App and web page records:
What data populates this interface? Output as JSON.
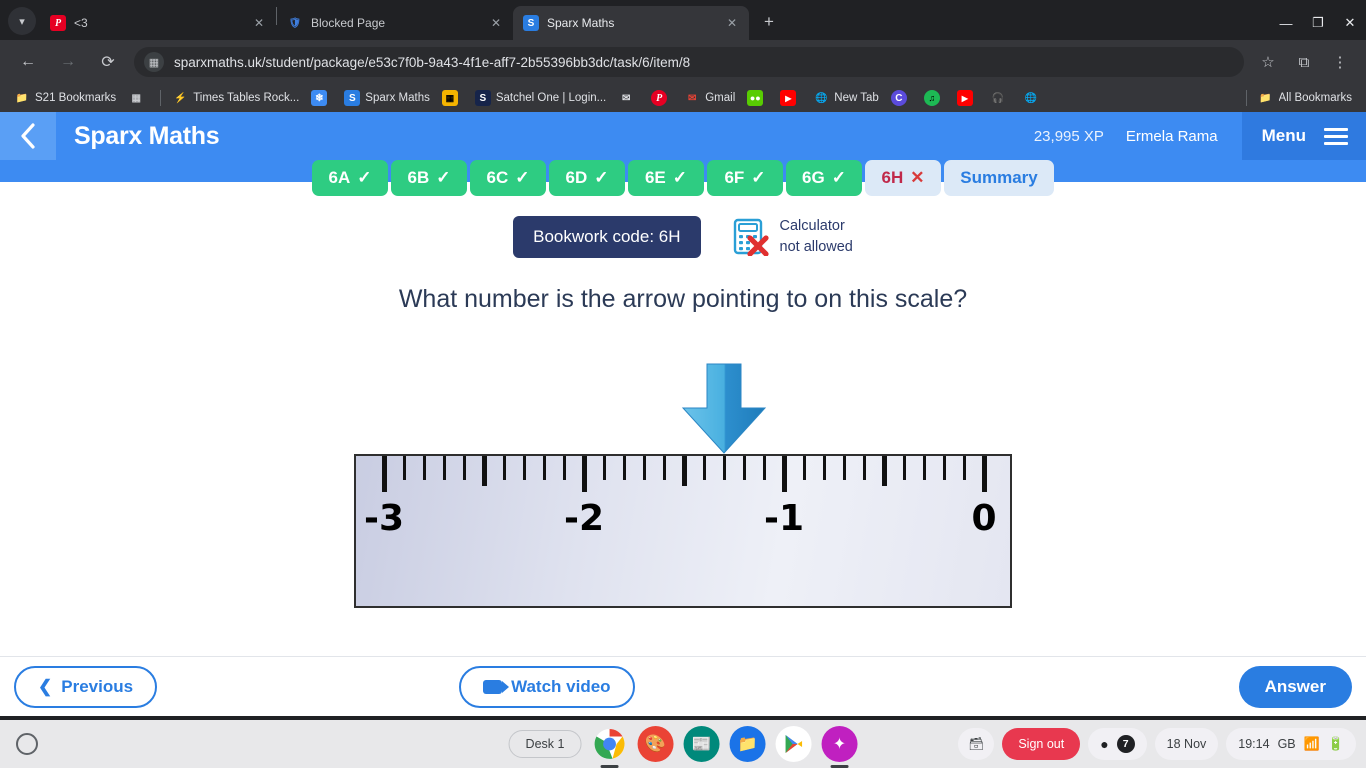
{
  "browser": {
    "tabs": [
      {
        "title": "<3",
        "icon": "pinterest-icon",
        "active": false
      },
      {
        "title": "Blocked Page",
        "icon": "shield-icon",
        "active": false
      },
      {
        "title": "Sparx Maths",
        "icon": "sparx-icon",
        "active": true
      }
    ],
    "new_tab_label": "+",
    "window_controls": {
      "minimize": "—",
      "maximize": "❐",
      "close": "✕"
    },
    "toolbar": {
      "back": "←",
      "forward": "→",
      "reload": "⟳",
      "url": "sparxmaths.uk/student/package/e53c7f0b-9a43-4f1e-aff7-2b55396bb3dc/task/6/item/8",
      "bookmark_star": "☆",
      "extensions": "⧉",
      "menu": "⋮"
    },
    "bookmarks": [
      {
        "label": "S21 Bookmarks",
        "icon": "folder-settings-icon"
      },
      {
        "label": "",
        "icon": "apps-grid-icon"
      },
      {
        "label": "Times Tables Rock...",
        "icon": "ttrockstars-icon"
      },
      {
        "label": "",
        "icon": "snowflake-icon"
      },
      {
        "label": "Sparx Maths",
        "icon": "sparx-icon"
      },
      {
        "label": "",
        "icon": "qr-icon"
      },
      {
        "label": "Satchel One | Login...",
        "icon": "satchel-icon"
      },
      {
        "label": "",
        "icon": "envelope-icon"
      },
      {
        "label": "",
        "icon": "pinterest-icon"
      },
      {
        "label": "Gmail",
        "icon": "gmail-icon"
      },
      {
        "label": "",
        "icon": "duolingo-icon"
      },
      {
        "label": "",
        "icon": "youtube-icon"
      },
      {
        "label": "New Tab",
        "icon": "globe-icon"
      },
      {
        "label": "",
        "icon": "c-circle-icon"
      },
      {
        "label": "",
        "icon": "spotify-icon"
      },
      {
        "label": "",
        "icon": "youtube-icon"
      },
      {
        "label": "",
        "icon": "headphones-icon"
      },
      {
        "label": "",
        "icon": "globe-icon"
      }
    ],
    "all_bookmarks_label": "All Bookmarks"
  },
  "sparx": {
    "back_icon": "chevron-left-icon",
    "title": "Sparx Maths",
    "xp": "23,995 XP",
    "user": "Ermela Rama",
    "menu_label": "Menu",
    "task_tabs": [
      {
        "label": "6A",
        "state": "done",
        "mark": "✓"
      },
      {
        "label": "6B",
        "state": "done",
        "mark": "✓"
      },
      {
        "label": "6C",
        "state": "done",
        "mark": "✓"
      },
      {
        "label": "6D",
        "state": "done",
        "mark": "✓"
      },
      {
        "label": "6E",
        "state": "done",
        "mark": "✓"
      },
      {
        "label": "6F",
        "state": "done",
        "mark": "✓"
      },
      {
        "label": "6G",
        "state": "done",
        "mark": "✓"
      },
      {
        "label": "6H",
        "state": "current",
        "mark": "✕"
      },
      {
        "label": "Summary",
        "state": "summary",
        "mark": ""
      }
    ],
    "bookwork_code": "Bookwork code: 6H",
    "calculator_line1": "Calculator",
    "calculator_line2": "not allowed",
    "question": "What number is the arrow pointing to on this scale?",
    "buttons": {
      "previous": "Previous",
      "watch_video": "Watch video",
      "answer": "Answer"
    }
  },
  "chart_data": {
    "type": "line",
    "title": "Number line scale with arrow",
    "xlabel": "",
    "ylabel": "",
    "xlim": [
      -3,
      0
    ],
    "major_ticks": [
      -3,
      -2,
      -1,
      0
    ],
    "major_tick_labels": [
      "-3",
      "-2",
      "-1",
      "0"
    ],
    "medium_ticks": [
      -2.5,
      -1.5,
      -0.5
    ],
    "minor_tick_step": 0.1,
    "grid": false,
    "legend": "none",
    "annotations": [
      {
        "type": "arrow",
        "label": "down-arrow-marker",
        "x": -1.3,
        "color": "#3d9bdc"
      }
    ]
  },
  "shelf": {
    "launcher_label": "launcher",
    "desk_label": "Desk 1",
    "apps": [
      {
        "name": "chrome-app-icon",
        "running": true
      },
      {
        "name": "canvas-app-icon",
        "running": false
      },
      {
        "name": "news-app-icon",
        "running": false
      },
      {
        "name": "files-app-icon",
        "running": false
      },
      {
        "name": "play-store-app-icon",
        "running": false
      },
      {
        "name": "photos-app-icon",
        "running": true
      }
    ],
    "screen_capture_icon": "screen-capture-icon",
    "sign_out_label": "Sign out",
    "notification_count": "7",
    "date": "18 Nov",
    "time": "19:14",
    "locale": "GB",
    "wifi_icon": "wifi-icon",
    "battery_icon": "battery-icon"
  }
}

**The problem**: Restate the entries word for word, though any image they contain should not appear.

**Task result**:
What data populates this interface? Output as JSON.
{
  "browser": {
    "tabs": [
      {
        "title": "<3",
        "icon": "pinterest-icon",
        "active": false
      },
      {
        "title": "Blocked Page",
        "icon": "shield-icon",
        "active": false
      },
      {
        "title": "Sparx Maths",
        "icon": "sparx-icon",
        "active": true
      }
    ],
    "new_tab_label": "+",
    "window_controls": {
      "minimize": "—",
      "maximize": "❐",
      "close": "✕"
    },
    "toolbar": {
      "back": "←",
      "forward": "→",
      "reload": "⟳",
      "url": "sparxmaths.uk/student/package/e53c7f0b-9a43-4f1e-aff7-2b55396bb3dc/task/6/item/8",
      "bookmark_star": "☆",
      "extensions": "⧉",
      "menu": "⋮"
    },
    "bookmarks": [
      {
        "label": "S21 Bookmarks",
        "icon": "folder-settings-icon"
      },
      {
        "label": "",
        "icon": "apps-grid-icon"
      },
      {
        "label": "Times Tables Rock...",
        "icon": "ttrockstars-icon"
      },
      {
        "label": "",
        "icon": "snowflake-icon"
      },
      {
        "label": "Sparx Maths",
        "icon": "sparx-icon"
      },
      {
        "label": "",
        "icon": "qr-icon"
      },
      {
        "label": "Satchel One | Login...",
        "icon": "satchel-icon"
      },
      {
        "label": "",
        "icon": "envelope-icon"
      },
      {
        "label": "",
        "icon": "pinterest-icon"
      },
      {
        "label": "Gmail",
        "icon": "gmail-icon"
      },
      {
        "label": "",
        "icon": "duolingo-icon"
      },
      {
        "label": "",
        "icon": "youtube-icon"
      },
      {
        "label": "New Tab",
        "icon": "globe-icon"
      },
      {
        "label": "",
        "icon": "c-circle-icon"
      },
      {
        "label": "",
        "icon": "spotify-icon"
      },
      {
        "label": "",
        "icon": "youtube-icon"
      },
      {
        "label": "",
        "icon": "headphones-icon"
      },
      {
        "label": "",
        "icon": "globe-icon"
      }
    ],
    "all_bookmarks_label": "All Bookmarks"
  },
  "sparx": {
    "back_icon": "chevron-left-icon",
    "title": "Sparx Maths",
    "xp": "23,995 XP",
    "user": "Ermela Rama",
    "menu_label": "Menu",
    "task_tabs": [
      {
        "label": "6A",
        "state": "done",
        "mark": "✓"
      },
      {
        "label": "6B",
        "state": "done",
        "mark": "✓"
      },
      {
        "label": "6C",
        "state": "done",
        "mark": "✓"
      },
      {
        "label": "6D",
        "state": "done",
        "mark": "✓"
      },
      {
        "label": "6E",
        "state": "done",
        "mark": "✓"
      },
      {
        "label": "6F",
        "state": "done",
        "mark": "✓"
      },
      {
        "label": "6G",
        "state": "done",
        "mark": "✓"
      },
      {
        "label": "6H",
        "state": "current",
        "mark": "✕"
      },
      {
        "label": "Summary",
        "state": "summary",
        "mark": ""
      }
    ],
    "bookwork_code": "Bookwork code: 6H",
    "calculator_line1": "Calculator",
    "calculator_line2": "not allowed",
    "question": "What number is the arrow pointing to on this scale?",
    "buttons": {
      "previous": "Previous",
      "watch_video": "Watch video",
      "answer": "Answer"
    }
  },
  "chart_data": {
    "type": "line",
    "title": "Number line scale with arrow",
    "xlabel": "",
    "ylabel": "",
    "xlim": [
      -3,
      0
    ],
    "major_ticks": [
      -3,
      -2,
      -1,
      0
    ],
    "major_tick_labels": [
      "-3",
      "-2",
      "-1",
      "0"
    ],
    "medium_ticks": [
      -2.5,
      -1.5,
      -0.5
    ],
    "minor_tick_step": 0.1,
    "grid": false,
    "legend": "none",
    "annotations": [
      {
        "type": "arrow",
        "label": "down-arrow-marker",
        "x": -1.3,
        "color": "#3d9bdc"
      }
    ]
  },
  "shelf": {
    "launcher_label": "launcher",
    "desk_label": "Desk 1",
    "apps": [
      {
        "name": "chrome-app-icon",
        "running": true
      },
      {
        "name": "canvas-app-icon",
        "running": false
      },
      {
        "name": "news-app-icon",
        "running": false
      },
      {
        "name": "files-app-icon",
        "running": false
      },
      {
        "name": "play-store-app-icon",
        "running": false
      },
      {
        "name": "photos-app-icon",
        "running": true
      }
    ],
    "screen_capture_icon": "screen-capture-icon",
    "sign_out_label": "Sign out",
    "notification_count": "7",
    "date": "18 Nov",
    "time": "19:14",
    "locale": "GB",
    "wifi_icon": "wifi-icon",
    "battery_icon": "battery-icon"
  }
}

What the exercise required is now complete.